makes all the difference.

Shifting the Shasta Daisies in the flagpole garden, which meant hauling out a solid 20 square feet of matted plants, I was happy to have my belief confirmed.  A digging knife, of the heavy duty sort with a wickedly sharp serrated edge on one side and a straight blade on the other, is indispensable for that sort of perennial plant division.  A good digging knife has to be made with nearly the thickness of a shovel, with a full tang, a good handle, and capable of holding an edge; the amount of force one wants to be able to use is considerable.

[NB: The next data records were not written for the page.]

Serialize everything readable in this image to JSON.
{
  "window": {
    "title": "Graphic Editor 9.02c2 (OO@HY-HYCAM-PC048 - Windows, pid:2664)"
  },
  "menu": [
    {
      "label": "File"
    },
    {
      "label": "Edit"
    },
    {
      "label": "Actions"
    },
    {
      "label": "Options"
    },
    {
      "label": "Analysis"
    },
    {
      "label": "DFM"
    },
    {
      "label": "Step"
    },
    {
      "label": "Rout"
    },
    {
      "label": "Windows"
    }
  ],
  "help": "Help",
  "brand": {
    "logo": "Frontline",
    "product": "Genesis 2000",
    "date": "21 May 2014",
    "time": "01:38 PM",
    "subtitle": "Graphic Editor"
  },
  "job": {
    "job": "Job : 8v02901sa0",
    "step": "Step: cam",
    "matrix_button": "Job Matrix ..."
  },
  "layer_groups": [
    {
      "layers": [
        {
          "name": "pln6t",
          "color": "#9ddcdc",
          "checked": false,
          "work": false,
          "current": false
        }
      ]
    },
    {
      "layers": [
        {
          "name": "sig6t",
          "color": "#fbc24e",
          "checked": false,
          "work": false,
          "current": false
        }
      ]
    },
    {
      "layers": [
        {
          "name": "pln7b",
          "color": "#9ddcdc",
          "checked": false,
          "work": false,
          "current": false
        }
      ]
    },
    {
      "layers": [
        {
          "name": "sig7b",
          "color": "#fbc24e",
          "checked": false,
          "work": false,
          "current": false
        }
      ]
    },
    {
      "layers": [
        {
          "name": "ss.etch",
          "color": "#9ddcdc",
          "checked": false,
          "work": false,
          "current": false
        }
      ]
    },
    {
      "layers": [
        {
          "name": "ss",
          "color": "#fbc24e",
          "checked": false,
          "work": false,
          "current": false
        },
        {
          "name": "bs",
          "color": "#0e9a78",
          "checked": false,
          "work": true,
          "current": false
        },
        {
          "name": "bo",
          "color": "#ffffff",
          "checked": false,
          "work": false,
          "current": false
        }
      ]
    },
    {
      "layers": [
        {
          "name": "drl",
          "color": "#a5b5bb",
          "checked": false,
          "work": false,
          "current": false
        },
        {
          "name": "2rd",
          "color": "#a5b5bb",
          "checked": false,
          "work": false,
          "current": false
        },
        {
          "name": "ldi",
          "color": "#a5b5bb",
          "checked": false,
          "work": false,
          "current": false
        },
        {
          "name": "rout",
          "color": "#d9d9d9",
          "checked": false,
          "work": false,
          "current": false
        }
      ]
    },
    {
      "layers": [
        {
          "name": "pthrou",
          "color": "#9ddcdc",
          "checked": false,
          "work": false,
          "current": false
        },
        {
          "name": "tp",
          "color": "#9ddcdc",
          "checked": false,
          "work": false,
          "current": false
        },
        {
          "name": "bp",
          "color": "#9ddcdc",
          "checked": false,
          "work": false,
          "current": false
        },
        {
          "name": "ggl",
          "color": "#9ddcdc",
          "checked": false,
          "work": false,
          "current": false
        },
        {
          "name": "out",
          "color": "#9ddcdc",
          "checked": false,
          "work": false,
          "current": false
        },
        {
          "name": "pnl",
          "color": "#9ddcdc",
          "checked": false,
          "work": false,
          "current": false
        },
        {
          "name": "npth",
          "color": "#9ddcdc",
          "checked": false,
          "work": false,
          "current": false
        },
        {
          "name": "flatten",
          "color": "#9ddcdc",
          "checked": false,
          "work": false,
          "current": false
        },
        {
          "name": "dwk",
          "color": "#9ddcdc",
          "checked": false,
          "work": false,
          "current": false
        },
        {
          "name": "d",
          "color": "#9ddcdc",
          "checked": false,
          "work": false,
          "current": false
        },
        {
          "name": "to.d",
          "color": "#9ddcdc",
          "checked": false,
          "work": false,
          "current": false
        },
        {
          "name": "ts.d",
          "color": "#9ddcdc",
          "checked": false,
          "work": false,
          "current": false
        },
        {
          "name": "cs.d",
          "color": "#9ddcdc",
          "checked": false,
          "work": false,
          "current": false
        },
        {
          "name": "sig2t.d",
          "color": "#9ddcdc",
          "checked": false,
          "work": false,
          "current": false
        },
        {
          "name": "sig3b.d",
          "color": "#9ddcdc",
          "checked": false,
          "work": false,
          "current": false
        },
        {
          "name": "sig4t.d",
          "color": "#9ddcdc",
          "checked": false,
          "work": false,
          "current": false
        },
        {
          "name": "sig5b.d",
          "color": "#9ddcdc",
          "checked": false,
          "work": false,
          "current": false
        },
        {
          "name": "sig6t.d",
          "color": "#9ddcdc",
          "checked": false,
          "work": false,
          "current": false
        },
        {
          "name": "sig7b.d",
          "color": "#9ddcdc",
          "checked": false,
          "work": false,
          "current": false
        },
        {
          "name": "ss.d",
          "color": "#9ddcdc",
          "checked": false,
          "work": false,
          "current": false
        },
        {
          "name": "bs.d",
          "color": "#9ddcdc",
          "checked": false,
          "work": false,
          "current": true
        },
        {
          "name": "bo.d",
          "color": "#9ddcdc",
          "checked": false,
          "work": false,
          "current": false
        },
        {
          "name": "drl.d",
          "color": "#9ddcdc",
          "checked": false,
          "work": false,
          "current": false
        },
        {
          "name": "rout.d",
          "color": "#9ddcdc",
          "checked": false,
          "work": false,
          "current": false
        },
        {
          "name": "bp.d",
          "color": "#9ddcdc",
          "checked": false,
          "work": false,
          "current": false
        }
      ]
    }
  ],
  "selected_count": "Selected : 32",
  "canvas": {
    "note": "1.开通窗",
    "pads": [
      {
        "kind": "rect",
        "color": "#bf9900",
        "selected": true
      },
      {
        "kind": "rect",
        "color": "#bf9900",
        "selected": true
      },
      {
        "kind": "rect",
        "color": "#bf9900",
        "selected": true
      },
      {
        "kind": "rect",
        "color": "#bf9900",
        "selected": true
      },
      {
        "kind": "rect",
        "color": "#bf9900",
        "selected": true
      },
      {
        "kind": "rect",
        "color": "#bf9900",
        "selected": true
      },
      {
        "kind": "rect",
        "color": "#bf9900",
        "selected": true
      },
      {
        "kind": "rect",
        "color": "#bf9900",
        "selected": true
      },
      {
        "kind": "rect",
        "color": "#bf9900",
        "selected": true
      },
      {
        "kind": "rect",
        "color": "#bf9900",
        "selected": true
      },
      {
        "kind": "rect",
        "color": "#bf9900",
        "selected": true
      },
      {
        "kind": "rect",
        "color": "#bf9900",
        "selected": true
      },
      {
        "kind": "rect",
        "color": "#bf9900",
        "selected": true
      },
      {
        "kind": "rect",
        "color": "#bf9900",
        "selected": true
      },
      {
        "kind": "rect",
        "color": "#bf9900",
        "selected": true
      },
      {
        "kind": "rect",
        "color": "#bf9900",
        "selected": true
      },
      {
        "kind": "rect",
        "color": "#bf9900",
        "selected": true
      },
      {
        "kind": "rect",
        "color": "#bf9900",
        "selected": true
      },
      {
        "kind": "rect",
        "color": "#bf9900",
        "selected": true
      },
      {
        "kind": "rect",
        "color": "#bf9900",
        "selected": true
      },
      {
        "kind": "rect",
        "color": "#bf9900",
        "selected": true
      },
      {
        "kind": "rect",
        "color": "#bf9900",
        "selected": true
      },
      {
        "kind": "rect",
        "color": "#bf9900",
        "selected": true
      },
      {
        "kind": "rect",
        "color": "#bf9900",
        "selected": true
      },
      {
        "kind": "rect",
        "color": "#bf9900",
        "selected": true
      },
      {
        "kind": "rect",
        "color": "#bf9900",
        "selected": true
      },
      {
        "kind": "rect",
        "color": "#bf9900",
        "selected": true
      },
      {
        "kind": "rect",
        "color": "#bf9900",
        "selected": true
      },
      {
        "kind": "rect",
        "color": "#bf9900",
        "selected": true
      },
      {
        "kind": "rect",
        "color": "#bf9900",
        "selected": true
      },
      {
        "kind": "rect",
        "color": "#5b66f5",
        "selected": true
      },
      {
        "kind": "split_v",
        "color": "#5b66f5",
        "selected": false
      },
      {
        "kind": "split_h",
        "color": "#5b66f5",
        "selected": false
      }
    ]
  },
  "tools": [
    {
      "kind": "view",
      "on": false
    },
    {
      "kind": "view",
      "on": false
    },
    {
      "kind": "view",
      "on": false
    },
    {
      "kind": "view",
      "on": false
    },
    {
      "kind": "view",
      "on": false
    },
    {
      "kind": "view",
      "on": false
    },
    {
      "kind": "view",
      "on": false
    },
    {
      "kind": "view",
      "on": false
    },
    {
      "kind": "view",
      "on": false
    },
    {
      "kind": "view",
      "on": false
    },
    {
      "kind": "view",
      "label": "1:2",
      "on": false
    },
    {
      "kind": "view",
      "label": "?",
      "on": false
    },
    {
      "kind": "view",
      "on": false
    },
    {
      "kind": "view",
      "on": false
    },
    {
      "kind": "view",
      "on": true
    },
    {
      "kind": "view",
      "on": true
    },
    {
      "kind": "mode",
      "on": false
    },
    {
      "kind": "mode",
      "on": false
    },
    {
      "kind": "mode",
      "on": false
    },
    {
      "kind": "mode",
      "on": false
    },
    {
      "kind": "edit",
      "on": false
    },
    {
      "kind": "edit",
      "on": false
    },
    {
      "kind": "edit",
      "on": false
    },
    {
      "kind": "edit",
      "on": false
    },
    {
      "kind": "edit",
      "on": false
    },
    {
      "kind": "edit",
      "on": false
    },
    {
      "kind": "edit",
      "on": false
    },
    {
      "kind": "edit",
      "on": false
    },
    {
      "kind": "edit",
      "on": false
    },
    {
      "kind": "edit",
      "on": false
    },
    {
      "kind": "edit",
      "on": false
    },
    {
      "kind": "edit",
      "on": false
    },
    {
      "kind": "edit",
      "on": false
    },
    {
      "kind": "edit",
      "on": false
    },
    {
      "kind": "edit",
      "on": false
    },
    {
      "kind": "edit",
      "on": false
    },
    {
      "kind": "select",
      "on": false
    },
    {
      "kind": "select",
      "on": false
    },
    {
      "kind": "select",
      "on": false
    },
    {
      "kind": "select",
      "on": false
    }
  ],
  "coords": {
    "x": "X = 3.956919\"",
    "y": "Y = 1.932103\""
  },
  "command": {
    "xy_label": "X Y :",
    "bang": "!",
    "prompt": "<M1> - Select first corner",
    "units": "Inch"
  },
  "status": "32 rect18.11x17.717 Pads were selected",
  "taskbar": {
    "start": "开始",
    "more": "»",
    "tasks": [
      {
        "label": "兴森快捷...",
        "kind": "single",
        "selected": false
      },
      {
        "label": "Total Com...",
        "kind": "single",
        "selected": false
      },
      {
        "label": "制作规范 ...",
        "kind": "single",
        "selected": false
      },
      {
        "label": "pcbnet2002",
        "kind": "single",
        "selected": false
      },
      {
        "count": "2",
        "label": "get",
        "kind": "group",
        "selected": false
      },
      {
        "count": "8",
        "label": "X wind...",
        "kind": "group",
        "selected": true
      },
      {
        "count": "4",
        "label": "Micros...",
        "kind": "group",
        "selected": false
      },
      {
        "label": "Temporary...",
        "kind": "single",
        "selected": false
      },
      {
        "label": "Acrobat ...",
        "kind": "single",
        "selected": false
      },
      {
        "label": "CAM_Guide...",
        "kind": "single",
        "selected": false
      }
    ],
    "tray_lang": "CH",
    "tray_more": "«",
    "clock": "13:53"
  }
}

Shasta daisies form a mat of surface roots about the width of a finger.  Like most roots they have a fair bit of ‘give’ in them, so cutting through them from directly above takes quite a bit of force, even with a sharp shovel. Remember that the ground below them also compresses, enhancing that give.  Now, you can get through them with a shovel; but the amount of force is considerable.  Furthermore, the effective use of the shovel (or even a properly sharpened edger) means morrising about in the garden somewhat.  Not what you want to be doing if the Shastas are encroaching on asters, poppies, and irises that do not want to be damaged.  With the knife however, one can stab through the mat and cut back towards one very effectively, sectioning the mat into pieces.  Then insert the shovel and pry out the section.  Voila.  The other plants are undisturbed, the Shastas are out.  Now….I just have to finish reworking the edges and replant the blessed things…..  The easy part is done.

The knife I use came from Lee Valley and is about as close to indestructible as one can get, highly recommended.